THE TASK ▸
Leave out all images and set down the records exactly as given.
___ DATASET RECORDS ___
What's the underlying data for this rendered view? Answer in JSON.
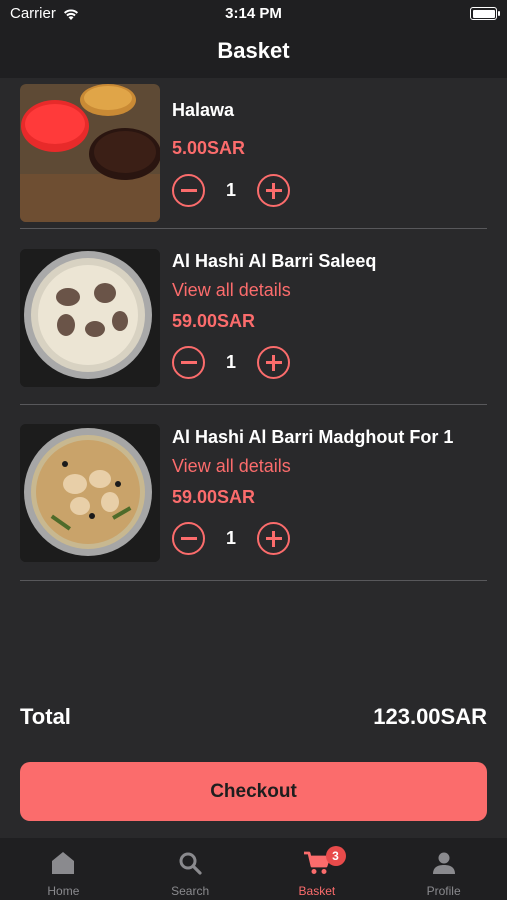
{
  "status_bar": {
    "carrier": "Carrier",
    "time": "3:14 PM"
  },
  "header": {
    "title": "Basket"
  },
  "items": [
    {
      "name": "Halawa",
      "details_link": "",
      "price": "5.00SAR",
      "quantity": "1"
    },
    {
      "name": "Al Hashi Al Barri Saleeq",
      "details_link": "View all details",
      "price": "59.00SAR",
      "quantity": "1"
    },
    {
      "name": "Al Hashi Al Barri Madghout For 1",
      "details_link": "View all details",
      "price": "59.00SAR",
      "quantity": "1"
    }
  ],
  "summary": {
    "total_label": "Total",
    "total_value": "123.00SAR"
  },
  "checkout": {
    "label": "Checkout"
  },
  "tabbar": {
    "tabs": [
      {
        "label": "Home",
        "icon": "home-icon"
      },
      {
        "label": "Search",
        "icon": "search-icon"
      },
      {
        "label": "Basket",
        "icon": "cart-icon",
        "badge": "3",
        "active": true
      },
      {
        "label": "Profile",
        "icon": "person-icon"
      }
    ]
  },
  "colors": {
    "accent": "#fb6c6c",
    "background": "#29292b",
    "bar": "#1f1f21",
    "badge": "#e84b4b"
  }
}
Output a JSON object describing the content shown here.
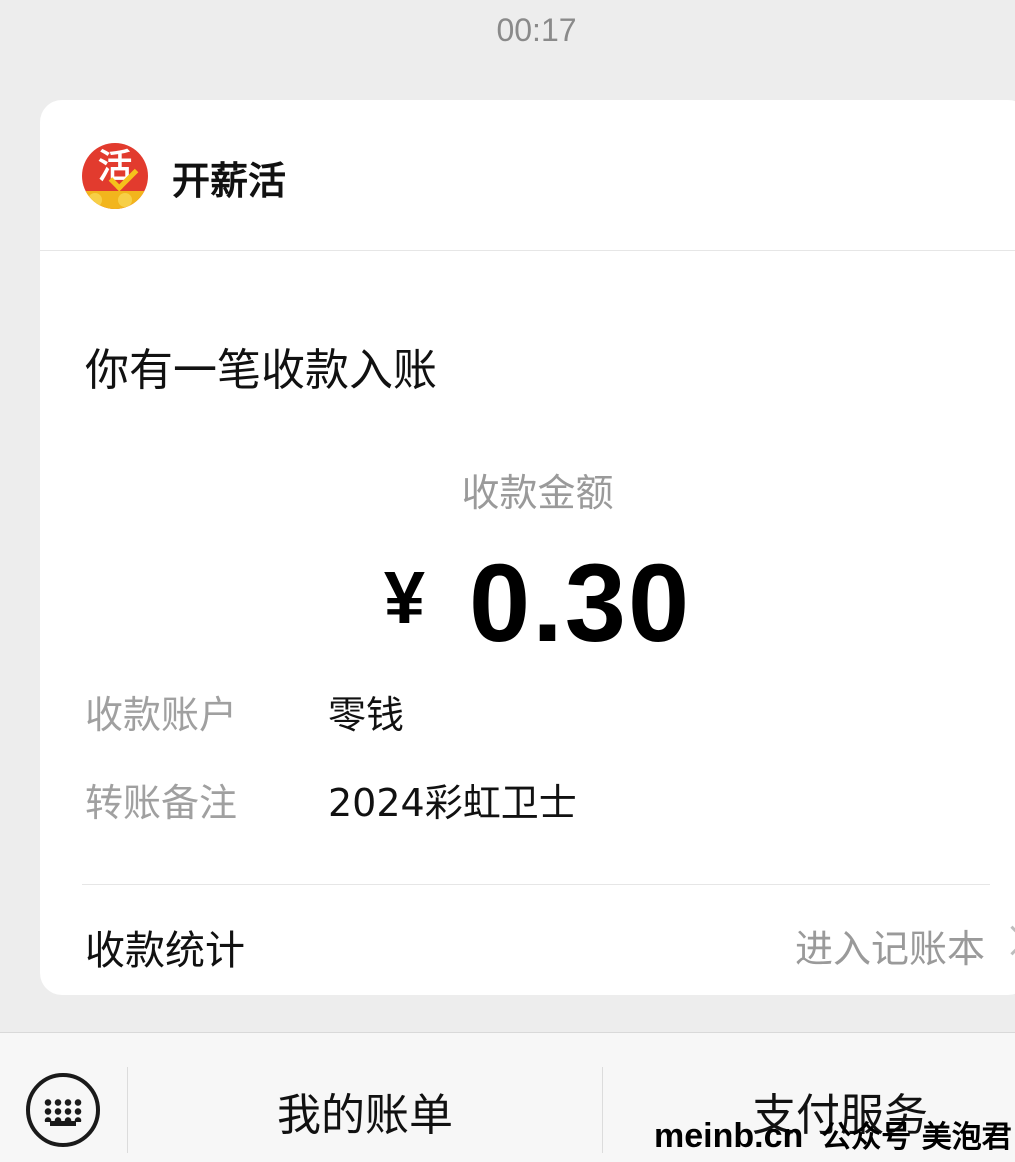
{
  "status_bar": {
    "time": "00:17"
  },
  "card": {
    "sender": {
      "logo_char": "活",
      "name": "开薪活"
    },
    "headline": "你有一笔收款入账",
    "amount": {
      "label": "收款金额",
      "currency": "¥",
      "value": "0.30"
    },
    "details": [
      {
        "label": "收款账户",
        "value": "零钱"
      },
      {
        "label": "转账备注",
        "value": "2024彩虹卫士"
      }
    ],
    "footer": {
      "label": "收款统计",
      "link": "进入记账本"
    }
  },
  "bottom_menu": {
    "keyboard_icon": "keyboard-icon",
    "items": [
      {
        "label": "我的账单"
      },
      {
        "label": "支付服务"
      }
    ]
  },
  "watermark": {
    "site": "meinb.cn",
    "text": "公众号 美泡君"
  },
  "colors": {
    "background": "#ededed",
    "card": "#ffffff",
    "logo_red": "#e23b2e",
    "logo_gold": "#f2b51d"
  }
}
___
WRITTEN ANSWER ▸
What's the underlying data for this rendered view? Answer in JSON.
{
  "status_bar": {
    "carrier": "Carrier",
    "time": "3:14 PM"
  },
  "header": {
    "title": "Basket"
  },
  "items": [
    {
      "name": "Halawa",
      "details_link": "",
      "price": "5.00SAR",
      "quantity": "1"
    },
    {
      "name": "Al Hashi Al Barri Saleeq",
      "details_link": "View all details",
      "price": "59.00SAR",
      "quantity": "1"
    },
    {
      "name": "Al Hashi Al Barri Madghout For 1",
      "details_link": "View all details",
      "price": "59.00SAR",
      "quantity": "1"
    }
  ],
  "summary": {
    "total_label": "Total",
    "total_value": "123.00SAR"
  },
  "checkout": {
    "label": "Checkout"
  },
  "tabbar": {
    "tabs": [
      {
        "label": "Home",
        "icon": "home-icon"
      },
      {
        "label": "Search",
        "icon": "search-icon"
      },
      {
        "label": "Basket",
        "icon": "cart-icon",
        "badge": "3",
        "active": true
      },
      {
        "label": "Profile",
        "icon": "person-icon"
      }
    ]
  },
  "colors": {
    "accent": "#fb6c6c",
    "background": "#29292b",
    "bar": "#1f1f21",
    "badge": "#e84b4b"
  }
}
Output a JSON object describing the content shown here.
{
  "status_bar": {
    "time": "00:17"
  },
  "card": {
    "sender": {
      "logo_char": "活",
      "name": "开薪活"
    },
    "headline": "你有一笔收款入账",
    "amount": {
      "label": "收款金额",
      "currency": "¥",
      "value": "0.30"
    },
    "details": [
      {
        "label": "收款账户",
        "value": "零钱"
      },
      {
        "label": "转账备注",
        "value": "2024彩虹卫士"
      }
    ],
    "footer": {
      "label": "收款统计",
      "link": "进入记账本"
    }
  },
  "bottom_menu": {
    "keyboard_icon": "keyboard-icon",
    "items": [
      {
        "label": "我的账单"
      },
      {
        "label": "支付服务"
      }
    ]
  },
  "watermark": {
    "site": "meinb.cn",
    "text": "公众号 美泡君"
  },
  "colors": {
    "background": "#ededed",
    "card": "#ffffff",
    "logo_red": "#e23b2e",
    "logo_gold": "#f2b51d"
  }
}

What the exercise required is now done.